Not only are the Red Sox coming off the worst September collapse in baseball history, but that was followed with substantiated reports of less than professional conduct in the clubhouse.
So Saturday was a significant day -- one in which the owners spoke, and so, too, did general manager Ben Cherington and manager Bobby Valentine.
"I would say that we talked about how proud we are to be involved and to be a part of this organization," said Werner, the club's chairman. "They should feel proud. We have great fans and this is going to be a new chapter. We didn't spend too much time talking about 2011. It's a new chapter. We have a new ballpark [for Spring Training]. Our fans are excited about this year, and I certainly think our players are motivated to play postseason baseball."
When the Red Sox go through a year like last year, the entire organization takes it personally.
"I would say we feel individually and collectively that we have something to prove in 2012," said Lucchino. "Players feel that way. I think our managers and coaches feel that way. I know Ben and [the] baseball [operations department] feel that way."
Expect ownership to take a more active role with the players this year.
"I think we said we accept our share of the responsibility for perhaps not having a more open-door policy," Werner said. "We'll be more present this year. But in the end, I do think more has been written about this than the State of the Union. We're moving on. This is a new chapter. We've accepted some collective and individual responsibility."
Because the Red Sox had a quiet winter by their standards on the Hot Stove front, there have been suggestions that ownership has tightened the purse strings. The Henry-Lucchino-Werner trio takes severe exception to that notion.
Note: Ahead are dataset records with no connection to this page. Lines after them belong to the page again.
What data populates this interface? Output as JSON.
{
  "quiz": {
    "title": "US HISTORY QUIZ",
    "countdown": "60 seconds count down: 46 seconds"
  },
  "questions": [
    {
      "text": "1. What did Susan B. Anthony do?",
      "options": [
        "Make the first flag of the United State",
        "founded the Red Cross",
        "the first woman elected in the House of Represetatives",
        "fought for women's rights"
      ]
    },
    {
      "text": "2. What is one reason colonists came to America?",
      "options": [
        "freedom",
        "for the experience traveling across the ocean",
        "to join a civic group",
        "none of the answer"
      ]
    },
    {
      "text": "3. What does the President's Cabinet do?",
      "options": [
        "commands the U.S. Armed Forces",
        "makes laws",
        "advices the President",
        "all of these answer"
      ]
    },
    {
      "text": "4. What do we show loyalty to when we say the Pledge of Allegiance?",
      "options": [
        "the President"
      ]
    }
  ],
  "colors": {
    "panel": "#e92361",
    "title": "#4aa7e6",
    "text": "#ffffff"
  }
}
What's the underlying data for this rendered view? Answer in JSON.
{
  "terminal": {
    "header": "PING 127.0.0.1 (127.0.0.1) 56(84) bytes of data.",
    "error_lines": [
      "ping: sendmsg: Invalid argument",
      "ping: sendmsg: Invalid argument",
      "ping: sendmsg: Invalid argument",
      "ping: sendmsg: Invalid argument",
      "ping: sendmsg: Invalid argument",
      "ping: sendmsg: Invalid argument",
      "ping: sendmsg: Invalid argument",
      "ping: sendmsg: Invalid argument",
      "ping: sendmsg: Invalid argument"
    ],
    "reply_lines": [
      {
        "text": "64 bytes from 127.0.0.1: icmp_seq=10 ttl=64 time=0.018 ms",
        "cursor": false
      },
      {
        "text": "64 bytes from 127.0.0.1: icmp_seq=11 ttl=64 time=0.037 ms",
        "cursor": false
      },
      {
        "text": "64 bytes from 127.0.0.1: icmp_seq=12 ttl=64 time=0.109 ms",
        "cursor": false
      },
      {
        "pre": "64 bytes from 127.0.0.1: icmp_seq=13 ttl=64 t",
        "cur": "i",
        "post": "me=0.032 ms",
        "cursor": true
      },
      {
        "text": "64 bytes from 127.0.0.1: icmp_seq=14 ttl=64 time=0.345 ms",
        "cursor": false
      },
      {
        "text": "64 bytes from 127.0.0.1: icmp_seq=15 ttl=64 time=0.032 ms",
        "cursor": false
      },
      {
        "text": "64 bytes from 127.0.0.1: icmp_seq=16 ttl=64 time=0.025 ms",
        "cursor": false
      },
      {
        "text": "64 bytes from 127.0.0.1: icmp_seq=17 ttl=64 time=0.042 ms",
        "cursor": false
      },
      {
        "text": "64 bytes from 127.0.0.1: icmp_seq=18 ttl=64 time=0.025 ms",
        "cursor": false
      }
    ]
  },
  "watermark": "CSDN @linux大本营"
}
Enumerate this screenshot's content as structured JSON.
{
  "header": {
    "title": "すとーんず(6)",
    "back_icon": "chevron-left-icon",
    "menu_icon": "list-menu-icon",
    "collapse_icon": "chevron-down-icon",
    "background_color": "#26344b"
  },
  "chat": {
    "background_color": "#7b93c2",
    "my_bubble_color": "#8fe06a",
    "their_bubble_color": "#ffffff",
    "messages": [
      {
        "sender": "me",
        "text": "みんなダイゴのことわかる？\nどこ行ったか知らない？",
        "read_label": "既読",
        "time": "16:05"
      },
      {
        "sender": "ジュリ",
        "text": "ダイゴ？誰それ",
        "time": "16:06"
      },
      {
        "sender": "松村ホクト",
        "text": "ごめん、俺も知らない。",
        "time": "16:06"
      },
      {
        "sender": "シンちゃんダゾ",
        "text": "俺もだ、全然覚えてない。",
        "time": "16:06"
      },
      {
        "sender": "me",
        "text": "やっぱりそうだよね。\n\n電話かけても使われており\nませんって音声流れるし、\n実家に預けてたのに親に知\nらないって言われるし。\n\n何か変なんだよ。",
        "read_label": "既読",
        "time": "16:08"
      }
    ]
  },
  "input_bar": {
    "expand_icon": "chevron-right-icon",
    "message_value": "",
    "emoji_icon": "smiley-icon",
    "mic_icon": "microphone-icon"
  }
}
"To answer your question, in terms of 2012, it's only February," Lucchino said. "We're not done. There are things you do during the season that are possibilities of how to improve the club during the season. There's still that option as well. And maybe we should be direct about this. Our payroll is going to be in the $190 million-plus range. I'm pretty confident, if you look at it the way we do, you'll see that. That's a gigantically large commitment, because there's a gigantically large commitment to winning in this organization. If we haven't proved that to you in 10 years, shame on us."
The Red Sox have won two World Series championships during this ownership era, but Boston hasn't won a postseason contest since Game 6 of the 2008 American League Championship Series.
For most of their time as owners, Theo Epstein led the front office while Terry Francona served as manager. The duo of Cherington and Valentine is taking over this season.
"I'm not concerned about the direction of the organization. I feel like we have the right direction," Henry said. "I've heard the term 'new chapter.' I feel sort of like this is the next chapter. There's a real excitement here at camp. It's palpable. It's not just the new facility. There's a real excitement to be back at it again. I'm extremely happy with the leadership of the organization and with the product that we're going to have on the playing field, with the general atmosphere and attitude that was evident this morning."
Speaking of Epstein, do the Red Sox regret the way the compensation was handled? Just this week, Boston received a prospect -- righty Chris Carpenter -- from the Cubs.
"If it's a tough negotiation, both sides are generally a little unhappy with the way it works," Henry said. "The Cubs probably aren't happy with it; we probably aren't happy with it. Given the amount of time that was spent on it, it probably was the appropriate result."
Why didn't the Red Sox resolve the matter before allowing Epstein to move to Chicago?
"I think there was a basic misunderstanding between [Cubs owner] Tom Ricketts and I when we first spoke about it," Henry said. "I really admire Tom Ricketts as an owner. He's one of the best owners in baseball. It's a great organization. We probably had a misunderstanding, at least as far as expectation. There was no real agreement. ... The best way to explain it is [that] we probably had different expectations based on the first conversation as to what was transpiring."
"We have a saying at the Red Sox -- you've heard it before -- 'All's well that ends,'" Lucchino said. "Let's move on -- next issue."